Where in the data below does the word "crest" appear? Copy every line that has it.

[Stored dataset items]
=====

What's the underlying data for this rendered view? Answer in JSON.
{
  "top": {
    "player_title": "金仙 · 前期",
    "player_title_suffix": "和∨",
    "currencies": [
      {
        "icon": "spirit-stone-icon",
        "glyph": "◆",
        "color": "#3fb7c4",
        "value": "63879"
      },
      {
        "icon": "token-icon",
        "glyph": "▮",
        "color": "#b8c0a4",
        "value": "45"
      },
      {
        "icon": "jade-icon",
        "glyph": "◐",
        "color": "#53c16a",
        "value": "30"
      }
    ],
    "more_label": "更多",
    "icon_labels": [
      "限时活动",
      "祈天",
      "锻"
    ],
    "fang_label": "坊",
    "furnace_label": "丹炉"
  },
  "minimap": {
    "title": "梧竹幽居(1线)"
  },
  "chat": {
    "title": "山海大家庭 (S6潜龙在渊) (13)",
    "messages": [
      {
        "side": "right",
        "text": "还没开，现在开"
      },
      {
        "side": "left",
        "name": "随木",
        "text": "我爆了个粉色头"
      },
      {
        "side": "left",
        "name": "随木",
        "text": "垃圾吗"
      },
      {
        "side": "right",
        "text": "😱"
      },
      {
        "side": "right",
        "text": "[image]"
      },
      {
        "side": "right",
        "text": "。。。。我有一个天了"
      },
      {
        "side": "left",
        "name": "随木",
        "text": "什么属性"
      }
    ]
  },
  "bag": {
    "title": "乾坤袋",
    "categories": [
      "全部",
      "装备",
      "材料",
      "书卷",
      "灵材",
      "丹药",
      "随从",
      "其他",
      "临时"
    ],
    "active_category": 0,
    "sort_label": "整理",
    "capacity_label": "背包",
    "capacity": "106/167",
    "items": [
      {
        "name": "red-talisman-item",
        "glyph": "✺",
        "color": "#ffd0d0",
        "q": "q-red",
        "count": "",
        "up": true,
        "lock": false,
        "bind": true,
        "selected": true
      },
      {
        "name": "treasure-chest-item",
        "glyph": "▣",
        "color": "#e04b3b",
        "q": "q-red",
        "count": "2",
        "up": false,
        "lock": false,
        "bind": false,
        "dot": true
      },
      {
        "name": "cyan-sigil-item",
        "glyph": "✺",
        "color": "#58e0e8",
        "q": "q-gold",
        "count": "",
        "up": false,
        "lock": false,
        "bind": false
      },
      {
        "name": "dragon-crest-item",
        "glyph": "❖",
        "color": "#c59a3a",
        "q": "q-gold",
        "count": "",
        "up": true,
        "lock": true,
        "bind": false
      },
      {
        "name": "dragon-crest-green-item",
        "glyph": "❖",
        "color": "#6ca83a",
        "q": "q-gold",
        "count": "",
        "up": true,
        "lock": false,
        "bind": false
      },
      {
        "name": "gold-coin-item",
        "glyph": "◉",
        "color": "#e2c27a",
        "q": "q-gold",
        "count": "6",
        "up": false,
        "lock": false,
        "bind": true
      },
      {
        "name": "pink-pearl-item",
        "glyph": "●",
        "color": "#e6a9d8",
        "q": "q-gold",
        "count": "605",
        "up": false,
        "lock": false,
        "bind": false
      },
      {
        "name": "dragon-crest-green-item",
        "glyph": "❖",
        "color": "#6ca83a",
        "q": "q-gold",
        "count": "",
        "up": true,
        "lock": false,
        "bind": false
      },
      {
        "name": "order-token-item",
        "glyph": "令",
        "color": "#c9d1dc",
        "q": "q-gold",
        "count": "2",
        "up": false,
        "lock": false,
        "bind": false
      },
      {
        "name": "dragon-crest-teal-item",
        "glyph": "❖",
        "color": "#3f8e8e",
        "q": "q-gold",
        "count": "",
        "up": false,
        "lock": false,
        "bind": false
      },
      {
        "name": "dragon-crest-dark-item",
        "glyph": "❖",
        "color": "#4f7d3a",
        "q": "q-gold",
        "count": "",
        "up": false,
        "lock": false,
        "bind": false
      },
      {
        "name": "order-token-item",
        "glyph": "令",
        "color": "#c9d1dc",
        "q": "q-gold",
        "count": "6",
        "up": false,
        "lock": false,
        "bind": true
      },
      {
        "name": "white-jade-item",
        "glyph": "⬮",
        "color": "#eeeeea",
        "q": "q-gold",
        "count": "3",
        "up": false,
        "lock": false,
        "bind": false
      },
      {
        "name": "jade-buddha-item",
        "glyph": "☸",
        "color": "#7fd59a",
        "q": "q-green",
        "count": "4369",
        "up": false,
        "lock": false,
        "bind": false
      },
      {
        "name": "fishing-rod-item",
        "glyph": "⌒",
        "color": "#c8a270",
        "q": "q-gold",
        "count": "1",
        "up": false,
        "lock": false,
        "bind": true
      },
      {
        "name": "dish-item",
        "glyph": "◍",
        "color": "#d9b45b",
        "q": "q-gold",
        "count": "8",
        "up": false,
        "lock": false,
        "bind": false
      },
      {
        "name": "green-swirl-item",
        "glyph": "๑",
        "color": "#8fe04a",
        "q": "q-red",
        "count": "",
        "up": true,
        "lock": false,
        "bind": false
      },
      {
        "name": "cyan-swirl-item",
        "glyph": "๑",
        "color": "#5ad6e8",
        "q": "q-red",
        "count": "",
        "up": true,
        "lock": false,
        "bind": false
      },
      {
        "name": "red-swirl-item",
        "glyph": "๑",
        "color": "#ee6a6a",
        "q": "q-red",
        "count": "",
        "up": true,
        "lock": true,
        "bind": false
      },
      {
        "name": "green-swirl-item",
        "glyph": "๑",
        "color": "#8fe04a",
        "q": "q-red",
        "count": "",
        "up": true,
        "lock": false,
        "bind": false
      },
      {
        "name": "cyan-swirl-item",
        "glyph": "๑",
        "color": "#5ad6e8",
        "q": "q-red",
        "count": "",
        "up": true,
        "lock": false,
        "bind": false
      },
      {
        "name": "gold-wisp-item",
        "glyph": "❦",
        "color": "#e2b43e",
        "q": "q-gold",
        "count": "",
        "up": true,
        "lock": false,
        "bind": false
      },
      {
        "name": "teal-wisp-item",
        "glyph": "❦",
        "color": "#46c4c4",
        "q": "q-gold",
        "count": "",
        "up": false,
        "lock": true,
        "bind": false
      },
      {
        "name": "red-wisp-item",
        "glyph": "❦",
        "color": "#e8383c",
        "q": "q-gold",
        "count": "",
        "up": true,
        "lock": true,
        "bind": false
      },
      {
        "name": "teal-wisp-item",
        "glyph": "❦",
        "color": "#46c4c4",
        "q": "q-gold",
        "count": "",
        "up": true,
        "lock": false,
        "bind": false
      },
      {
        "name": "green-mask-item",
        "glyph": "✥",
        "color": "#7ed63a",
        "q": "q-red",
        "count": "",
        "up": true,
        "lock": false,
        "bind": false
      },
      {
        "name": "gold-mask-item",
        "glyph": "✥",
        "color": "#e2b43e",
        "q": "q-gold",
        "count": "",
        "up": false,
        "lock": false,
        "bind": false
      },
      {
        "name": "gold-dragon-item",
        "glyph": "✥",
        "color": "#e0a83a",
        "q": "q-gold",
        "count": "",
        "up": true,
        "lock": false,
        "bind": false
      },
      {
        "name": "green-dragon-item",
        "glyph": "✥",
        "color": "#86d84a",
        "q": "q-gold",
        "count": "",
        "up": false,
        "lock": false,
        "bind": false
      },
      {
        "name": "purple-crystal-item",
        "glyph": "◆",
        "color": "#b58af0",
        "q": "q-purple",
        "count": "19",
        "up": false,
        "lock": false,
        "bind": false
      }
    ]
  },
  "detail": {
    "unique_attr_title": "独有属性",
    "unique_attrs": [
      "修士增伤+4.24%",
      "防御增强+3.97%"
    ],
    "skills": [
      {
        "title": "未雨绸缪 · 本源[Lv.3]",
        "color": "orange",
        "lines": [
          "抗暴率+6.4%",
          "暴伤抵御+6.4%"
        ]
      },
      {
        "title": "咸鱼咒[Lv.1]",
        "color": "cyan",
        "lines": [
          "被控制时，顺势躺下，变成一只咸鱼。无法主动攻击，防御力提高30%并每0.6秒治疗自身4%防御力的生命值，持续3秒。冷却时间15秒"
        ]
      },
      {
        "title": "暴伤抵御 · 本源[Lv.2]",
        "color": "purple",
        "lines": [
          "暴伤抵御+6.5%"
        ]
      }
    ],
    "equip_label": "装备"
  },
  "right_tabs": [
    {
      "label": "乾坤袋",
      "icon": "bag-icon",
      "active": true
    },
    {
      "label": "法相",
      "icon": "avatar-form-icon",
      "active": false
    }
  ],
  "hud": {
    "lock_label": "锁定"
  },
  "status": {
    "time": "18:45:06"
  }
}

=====

[Result below]
        "name": "dragon-crest-item",
        "name": "dragon-crest-green-item",
        "name": "dragon-crest-green-item",
        "name": "dragon-crest-teal-item",
        "name": "dragon-crest-dark-item",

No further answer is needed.